What lines below contain the word "letter"? Please pull each one out.

RECORDS FOR THIS EXERCISE:
= = =

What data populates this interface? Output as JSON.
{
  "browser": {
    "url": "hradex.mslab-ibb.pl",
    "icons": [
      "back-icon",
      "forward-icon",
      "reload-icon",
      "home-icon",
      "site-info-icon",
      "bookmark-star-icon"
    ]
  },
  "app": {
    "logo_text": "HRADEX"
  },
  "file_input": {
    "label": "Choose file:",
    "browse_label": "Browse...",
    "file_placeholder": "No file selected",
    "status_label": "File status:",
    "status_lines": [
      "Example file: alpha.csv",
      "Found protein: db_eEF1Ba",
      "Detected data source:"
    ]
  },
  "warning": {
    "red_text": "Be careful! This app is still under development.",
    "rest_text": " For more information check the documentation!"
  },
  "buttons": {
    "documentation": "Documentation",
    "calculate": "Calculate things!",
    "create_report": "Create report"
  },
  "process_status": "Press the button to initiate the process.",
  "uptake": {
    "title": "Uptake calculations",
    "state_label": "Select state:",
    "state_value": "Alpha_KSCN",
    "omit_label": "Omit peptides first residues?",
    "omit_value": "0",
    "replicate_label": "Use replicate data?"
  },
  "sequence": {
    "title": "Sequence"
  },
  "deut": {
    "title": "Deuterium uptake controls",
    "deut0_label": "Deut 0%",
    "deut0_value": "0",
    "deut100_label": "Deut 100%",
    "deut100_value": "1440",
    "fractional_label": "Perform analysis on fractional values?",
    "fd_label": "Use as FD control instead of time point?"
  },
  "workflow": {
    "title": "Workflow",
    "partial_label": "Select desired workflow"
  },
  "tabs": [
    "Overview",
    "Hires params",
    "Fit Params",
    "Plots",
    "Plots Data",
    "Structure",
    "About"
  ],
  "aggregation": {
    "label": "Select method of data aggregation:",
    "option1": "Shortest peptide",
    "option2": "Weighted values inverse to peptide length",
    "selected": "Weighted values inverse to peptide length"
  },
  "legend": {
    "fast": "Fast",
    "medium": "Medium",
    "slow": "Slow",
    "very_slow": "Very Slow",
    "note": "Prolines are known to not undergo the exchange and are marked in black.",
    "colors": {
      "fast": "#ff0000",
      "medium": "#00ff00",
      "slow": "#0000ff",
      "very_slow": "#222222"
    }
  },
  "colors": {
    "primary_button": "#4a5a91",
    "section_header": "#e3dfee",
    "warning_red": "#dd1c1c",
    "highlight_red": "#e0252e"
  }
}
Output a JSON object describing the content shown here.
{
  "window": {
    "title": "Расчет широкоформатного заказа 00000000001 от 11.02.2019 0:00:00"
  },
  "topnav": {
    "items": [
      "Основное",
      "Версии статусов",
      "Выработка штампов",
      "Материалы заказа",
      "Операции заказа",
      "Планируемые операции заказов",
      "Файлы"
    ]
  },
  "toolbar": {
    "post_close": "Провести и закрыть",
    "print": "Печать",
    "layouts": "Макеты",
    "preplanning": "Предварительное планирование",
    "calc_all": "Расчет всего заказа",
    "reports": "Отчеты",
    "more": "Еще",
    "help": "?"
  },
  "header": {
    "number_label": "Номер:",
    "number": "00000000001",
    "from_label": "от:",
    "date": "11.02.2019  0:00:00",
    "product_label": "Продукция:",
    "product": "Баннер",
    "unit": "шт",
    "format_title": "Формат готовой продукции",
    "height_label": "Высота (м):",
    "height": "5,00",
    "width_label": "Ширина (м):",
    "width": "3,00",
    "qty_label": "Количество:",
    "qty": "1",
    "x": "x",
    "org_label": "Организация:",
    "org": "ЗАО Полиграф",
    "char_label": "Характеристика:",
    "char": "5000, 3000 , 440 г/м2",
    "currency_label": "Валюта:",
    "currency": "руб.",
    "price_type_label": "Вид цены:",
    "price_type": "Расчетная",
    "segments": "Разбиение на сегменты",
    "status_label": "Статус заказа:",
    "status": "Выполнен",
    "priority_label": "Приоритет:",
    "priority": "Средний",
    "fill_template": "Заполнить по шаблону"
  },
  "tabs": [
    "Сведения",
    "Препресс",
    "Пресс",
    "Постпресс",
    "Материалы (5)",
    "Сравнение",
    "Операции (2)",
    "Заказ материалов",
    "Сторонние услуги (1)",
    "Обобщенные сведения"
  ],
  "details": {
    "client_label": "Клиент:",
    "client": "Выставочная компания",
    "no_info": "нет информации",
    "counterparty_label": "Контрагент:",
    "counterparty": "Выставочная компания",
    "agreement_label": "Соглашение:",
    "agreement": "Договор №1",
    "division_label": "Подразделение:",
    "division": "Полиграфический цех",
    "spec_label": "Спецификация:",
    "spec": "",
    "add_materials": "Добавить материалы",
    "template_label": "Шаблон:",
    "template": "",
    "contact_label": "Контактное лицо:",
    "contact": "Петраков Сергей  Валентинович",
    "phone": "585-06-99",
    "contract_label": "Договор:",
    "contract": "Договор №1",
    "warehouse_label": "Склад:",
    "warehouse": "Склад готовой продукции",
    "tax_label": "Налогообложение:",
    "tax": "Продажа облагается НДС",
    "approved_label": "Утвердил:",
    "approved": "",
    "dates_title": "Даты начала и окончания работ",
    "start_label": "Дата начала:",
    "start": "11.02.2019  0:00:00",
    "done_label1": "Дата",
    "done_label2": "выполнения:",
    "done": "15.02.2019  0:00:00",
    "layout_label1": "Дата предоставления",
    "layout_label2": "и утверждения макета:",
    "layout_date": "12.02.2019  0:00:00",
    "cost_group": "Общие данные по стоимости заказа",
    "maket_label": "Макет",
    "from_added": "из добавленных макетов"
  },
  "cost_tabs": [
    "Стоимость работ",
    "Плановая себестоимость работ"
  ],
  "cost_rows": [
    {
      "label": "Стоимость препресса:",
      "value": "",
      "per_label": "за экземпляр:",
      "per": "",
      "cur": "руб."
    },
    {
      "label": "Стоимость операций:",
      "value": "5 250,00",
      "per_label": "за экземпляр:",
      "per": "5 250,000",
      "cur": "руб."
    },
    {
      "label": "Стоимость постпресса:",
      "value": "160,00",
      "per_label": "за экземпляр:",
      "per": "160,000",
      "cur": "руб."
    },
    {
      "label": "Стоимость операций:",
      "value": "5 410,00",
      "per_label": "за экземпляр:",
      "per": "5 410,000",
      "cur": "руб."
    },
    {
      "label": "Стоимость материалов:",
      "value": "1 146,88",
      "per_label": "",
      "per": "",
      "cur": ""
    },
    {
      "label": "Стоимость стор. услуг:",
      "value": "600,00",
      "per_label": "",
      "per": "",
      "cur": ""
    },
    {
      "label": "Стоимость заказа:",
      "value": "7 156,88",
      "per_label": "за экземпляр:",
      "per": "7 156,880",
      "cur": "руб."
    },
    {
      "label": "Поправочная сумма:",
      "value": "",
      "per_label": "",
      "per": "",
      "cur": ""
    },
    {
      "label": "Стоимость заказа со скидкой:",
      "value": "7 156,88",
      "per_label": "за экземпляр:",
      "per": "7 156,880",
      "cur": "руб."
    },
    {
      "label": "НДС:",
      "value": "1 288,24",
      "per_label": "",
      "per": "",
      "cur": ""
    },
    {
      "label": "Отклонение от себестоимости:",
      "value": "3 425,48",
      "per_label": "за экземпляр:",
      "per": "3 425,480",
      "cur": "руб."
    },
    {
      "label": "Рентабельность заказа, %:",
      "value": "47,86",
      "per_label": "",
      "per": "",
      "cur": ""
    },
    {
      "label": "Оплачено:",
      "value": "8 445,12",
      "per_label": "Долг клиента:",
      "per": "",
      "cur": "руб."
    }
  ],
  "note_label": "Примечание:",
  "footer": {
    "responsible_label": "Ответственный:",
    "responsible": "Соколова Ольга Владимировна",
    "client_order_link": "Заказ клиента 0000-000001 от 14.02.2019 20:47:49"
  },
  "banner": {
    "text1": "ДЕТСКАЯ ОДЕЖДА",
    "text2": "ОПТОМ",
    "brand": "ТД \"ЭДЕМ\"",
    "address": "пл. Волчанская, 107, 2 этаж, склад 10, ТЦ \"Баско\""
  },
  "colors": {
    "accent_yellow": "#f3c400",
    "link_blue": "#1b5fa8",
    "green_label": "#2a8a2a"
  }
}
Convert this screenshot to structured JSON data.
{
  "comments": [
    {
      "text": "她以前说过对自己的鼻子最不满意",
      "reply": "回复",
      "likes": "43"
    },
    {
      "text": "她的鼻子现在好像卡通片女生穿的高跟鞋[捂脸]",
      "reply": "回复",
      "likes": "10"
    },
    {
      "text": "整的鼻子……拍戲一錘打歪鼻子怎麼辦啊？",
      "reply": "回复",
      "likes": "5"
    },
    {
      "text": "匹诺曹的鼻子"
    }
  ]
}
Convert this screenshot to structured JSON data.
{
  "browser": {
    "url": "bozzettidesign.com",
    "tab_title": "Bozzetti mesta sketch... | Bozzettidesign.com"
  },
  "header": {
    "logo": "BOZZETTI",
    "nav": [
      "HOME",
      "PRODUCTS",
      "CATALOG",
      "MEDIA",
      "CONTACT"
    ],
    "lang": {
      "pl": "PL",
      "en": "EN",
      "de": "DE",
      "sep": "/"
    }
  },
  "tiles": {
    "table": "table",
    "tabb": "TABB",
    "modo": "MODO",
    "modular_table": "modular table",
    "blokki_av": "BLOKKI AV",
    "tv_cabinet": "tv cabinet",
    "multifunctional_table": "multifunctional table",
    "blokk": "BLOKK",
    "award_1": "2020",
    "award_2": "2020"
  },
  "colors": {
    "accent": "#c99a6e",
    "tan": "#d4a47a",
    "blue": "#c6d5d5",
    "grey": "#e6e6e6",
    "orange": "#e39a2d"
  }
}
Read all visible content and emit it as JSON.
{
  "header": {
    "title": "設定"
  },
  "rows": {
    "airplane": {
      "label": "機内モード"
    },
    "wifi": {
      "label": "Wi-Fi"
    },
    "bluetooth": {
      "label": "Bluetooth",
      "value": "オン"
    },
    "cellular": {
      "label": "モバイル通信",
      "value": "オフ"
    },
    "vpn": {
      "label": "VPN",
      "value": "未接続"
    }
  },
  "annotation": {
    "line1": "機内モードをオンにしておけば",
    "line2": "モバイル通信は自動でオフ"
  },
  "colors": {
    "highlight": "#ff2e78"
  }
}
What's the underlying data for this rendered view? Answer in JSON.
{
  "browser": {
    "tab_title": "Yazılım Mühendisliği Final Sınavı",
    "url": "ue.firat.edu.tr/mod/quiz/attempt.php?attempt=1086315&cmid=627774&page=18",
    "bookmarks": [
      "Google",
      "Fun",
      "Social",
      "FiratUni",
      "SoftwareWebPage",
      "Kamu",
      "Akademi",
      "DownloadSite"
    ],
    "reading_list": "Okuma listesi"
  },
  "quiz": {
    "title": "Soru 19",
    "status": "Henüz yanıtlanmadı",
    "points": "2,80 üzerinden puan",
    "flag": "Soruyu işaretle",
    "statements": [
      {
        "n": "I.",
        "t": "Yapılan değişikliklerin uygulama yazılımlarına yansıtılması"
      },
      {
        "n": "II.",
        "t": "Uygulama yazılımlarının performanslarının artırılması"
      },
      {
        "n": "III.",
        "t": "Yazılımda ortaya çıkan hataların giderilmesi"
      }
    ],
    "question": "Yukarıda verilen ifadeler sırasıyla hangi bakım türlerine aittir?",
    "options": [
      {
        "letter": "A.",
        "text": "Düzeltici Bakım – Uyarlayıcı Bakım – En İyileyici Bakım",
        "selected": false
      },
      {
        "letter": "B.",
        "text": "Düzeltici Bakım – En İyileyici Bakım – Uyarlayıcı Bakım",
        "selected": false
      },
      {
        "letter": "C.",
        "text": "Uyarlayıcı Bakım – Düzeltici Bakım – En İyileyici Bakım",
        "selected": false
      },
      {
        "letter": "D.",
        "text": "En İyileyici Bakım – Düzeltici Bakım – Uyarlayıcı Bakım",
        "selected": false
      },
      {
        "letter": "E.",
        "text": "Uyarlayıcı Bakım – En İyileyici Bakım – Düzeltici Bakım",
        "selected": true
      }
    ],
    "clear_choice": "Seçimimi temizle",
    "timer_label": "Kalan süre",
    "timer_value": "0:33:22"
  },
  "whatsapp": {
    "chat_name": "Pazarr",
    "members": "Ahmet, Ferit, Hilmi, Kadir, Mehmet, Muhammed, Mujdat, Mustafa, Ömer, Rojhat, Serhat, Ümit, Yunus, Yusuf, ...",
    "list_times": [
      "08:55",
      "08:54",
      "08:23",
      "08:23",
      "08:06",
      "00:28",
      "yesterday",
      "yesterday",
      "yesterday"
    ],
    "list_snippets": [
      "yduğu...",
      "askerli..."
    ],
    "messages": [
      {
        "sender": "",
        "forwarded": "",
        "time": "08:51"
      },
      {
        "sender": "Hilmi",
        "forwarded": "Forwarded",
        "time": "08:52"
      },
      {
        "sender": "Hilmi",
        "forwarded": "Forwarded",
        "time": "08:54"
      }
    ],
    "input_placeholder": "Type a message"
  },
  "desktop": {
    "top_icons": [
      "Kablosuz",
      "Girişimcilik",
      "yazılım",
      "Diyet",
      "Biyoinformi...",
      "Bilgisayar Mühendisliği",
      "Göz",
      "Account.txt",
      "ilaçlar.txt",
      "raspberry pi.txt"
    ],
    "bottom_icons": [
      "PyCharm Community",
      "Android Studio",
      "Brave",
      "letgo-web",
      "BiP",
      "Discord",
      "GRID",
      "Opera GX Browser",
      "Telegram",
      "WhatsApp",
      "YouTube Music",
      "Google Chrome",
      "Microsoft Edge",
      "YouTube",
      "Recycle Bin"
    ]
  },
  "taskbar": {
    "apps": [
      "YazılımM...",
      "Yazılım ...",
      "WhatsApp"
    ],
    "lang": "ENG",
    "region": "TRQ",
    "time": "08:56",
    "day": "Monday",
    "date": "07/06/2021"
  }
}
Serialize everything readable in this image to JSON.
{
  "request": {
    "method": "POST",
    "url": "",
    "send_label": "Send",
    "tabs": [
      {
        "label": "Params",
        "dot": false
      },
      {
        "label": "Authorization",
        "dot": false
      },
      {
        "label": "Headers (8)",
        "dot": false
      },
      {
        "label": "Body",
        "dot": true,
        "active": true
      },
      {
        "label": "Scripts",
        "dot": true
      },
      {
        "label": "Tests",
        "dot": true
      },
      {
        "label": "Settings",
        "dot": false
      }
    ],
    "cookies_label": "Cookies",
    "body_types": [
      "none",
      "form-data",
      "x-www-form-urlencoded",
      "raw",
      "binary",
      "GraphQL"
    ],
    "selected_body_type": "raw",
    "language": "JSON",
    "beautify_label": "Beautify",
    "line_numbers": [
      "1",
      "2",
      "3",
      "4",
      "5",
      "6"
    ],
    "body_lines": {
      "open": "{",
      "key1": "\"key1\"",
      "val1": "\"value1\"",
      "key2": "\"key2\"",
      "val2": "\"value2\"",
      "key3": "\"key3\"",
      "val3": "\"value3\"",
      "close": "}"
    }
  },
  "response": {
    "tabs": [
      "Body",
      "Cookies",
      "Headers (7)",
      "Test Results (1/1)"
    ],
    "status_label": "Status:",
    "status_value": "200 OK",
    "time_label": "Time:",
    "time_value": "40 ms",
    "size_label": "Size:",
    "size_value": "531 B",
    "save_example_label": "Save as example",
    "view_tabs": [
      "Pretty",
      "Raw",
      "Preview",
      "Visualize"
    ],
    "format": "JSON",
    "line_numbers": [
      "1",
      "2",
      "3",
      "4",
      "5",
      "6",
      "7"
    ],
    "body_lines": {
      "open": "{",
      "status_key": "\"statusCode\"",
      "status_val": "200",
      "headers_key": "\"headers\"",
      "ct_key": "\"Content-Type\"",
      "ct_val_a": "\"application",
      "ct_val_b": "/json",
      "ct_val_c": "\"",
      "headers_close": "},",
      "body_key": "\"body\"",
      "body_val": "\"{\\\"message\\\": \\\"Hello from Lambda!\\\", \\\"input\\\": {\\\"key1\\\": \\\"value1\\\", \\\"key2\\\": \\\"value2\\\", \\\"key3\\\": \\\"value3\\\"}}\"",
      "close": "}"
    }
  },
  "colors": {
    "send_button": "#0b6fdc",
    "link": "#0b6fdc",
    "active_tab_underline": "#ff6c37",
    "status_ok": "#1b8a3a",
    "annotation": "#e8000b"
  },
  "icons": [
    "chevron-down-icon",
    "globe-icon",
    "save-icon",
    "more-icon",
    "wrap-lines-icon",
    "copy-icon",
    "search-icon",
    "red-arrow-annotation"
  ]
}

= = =

SOLVED EXERCISE:
        "letter": "A.",
        "letter": "B.",
        "letter": "C.",
        "letter": "D.",
        "letter": "E.",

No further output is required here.